“Down in Key West, Sherri Travis and her best friend Marley, are looking for a little fun in the sun. Promising to be back for last call, Marley leaves the Rawhide Saloon with an Elvis impersonator. She doesn’t return. With Hurricane Alma turning toward Key West, and the police saying Marley must be gone for seventy-two hours before they start searching, Sherri hunts for Marley amidst the chaos of the evacuation.”
But this is a blog about the supernatural in China, so I’ll end with a book written during the Manchu dynasty, which has become part of the canon in Classical Chinese literature, Pu Songling’s, Strange Tales from a Chinese Studio (聊齋誌異). In some respects his short stories resemble those of Argentina’s Jorge Luis Borges, in that each narrative is typically very short, sometimes just a few paragraphs, but evokes an entire world. Each story tells of the eruption of some aspect of the supernatural into the world: inexplicable monsters, affectionate snakes, demon lovers, and above all, the fox spirits that also haunt Japanese tales. The stories evoke a culture and lost world of local elites, in which classically trained gentlemen took interest in all the affairs of their province. But the tales are also bawdy, and touch on topics from bestiality to the erotica of foxes. The author also seemed to have a fascination with people who ate strange foods, from excrement to snakes to stones. This is not a book for children.

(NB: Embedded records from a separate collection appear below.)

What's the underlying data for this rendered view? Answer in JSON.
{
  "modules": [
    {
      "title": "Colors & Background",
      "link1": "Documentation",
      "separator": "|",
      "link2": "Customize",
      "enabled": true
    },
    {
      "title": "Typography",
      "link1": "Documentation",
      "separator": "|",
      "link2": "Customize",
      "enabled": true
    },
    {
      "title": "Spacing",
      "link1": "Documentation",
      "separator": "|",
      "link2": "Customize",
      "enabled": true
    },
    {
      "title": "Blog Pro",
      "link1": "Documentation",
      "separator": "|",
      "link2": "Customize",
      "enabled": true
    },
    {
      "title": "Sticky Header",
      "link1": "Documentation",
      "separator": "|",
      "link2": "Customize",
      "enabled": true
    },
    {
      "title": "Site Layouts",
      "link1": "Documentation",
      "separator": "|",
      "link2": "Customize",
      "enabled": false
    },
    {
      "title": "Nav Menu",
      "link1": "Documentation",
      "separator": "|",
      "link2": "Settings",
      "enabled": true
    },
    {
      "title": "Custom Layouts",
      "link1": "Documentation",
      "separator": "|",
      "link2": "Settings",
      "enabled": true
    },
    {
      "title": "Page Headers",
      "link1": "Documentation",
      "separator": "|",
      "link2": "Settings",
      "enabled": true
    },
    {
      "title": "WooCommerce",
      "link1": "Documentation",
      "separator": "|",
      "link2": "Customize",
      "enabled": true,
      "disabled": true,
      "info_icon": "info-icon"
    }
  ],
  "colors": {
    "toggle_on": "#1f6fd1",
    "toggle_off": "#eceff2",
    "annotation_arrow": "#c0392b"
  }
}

Although many stories are frightening, others touch on loyalty, love and filial devotion. Usually with a monster. Or a demon killing monk. It’s a Confucian gentleman’s version of the X-files, with a little added erotica. I particularly like the Penguin translation by John Minford, which is illustrated by an astounding number of Chinese line drawings from an early publication of the work. Minford’s translation is masterful, and will leave you thinking about the author’s style.
I wonder what the author’s family made of these writings. The book was never published during the author’s life. Instead, the book was likely first published in 1740 by Pu’s grandson. How did the family think about their stories, and what must they have thought of Pu himself? Were they amazed by his stylistic brilliance, or shocked by the erotica? The stories have influenced many later authors, and perhaps inspired folktales recorded by Lafcadio Hearn in Japan. It’s a good book for a rainy winter night, and a perfect choice for Halloween.
If you want to read more about the supernatural Asia, please read my post concerning Japanese books on the supernatural. Happy Halloween everyone, and if you are taking out children for trick-or-treating, please remember to give them glow sticks or a flashlight.
I also really want to thank the Confucius Institute at Portland State University, where I have been studying Mandarin with a great group of peers and excellent teacher, who have made learning fun. The Confucius Institute promotes Chinese and culture study through community outreach, and is an outstanding resource that Portland is lucky to have. Thank you to all my classmates for the laughter, especially the day we learned both to bargain and to order ice cream. 谢谢 万圣节快乐
PS If you want a blog post about a true mystery, please read about the strange ghost ship the Baltimore, which was found with only one person left alive aboard. That survivor most certainly was not whom she said she was.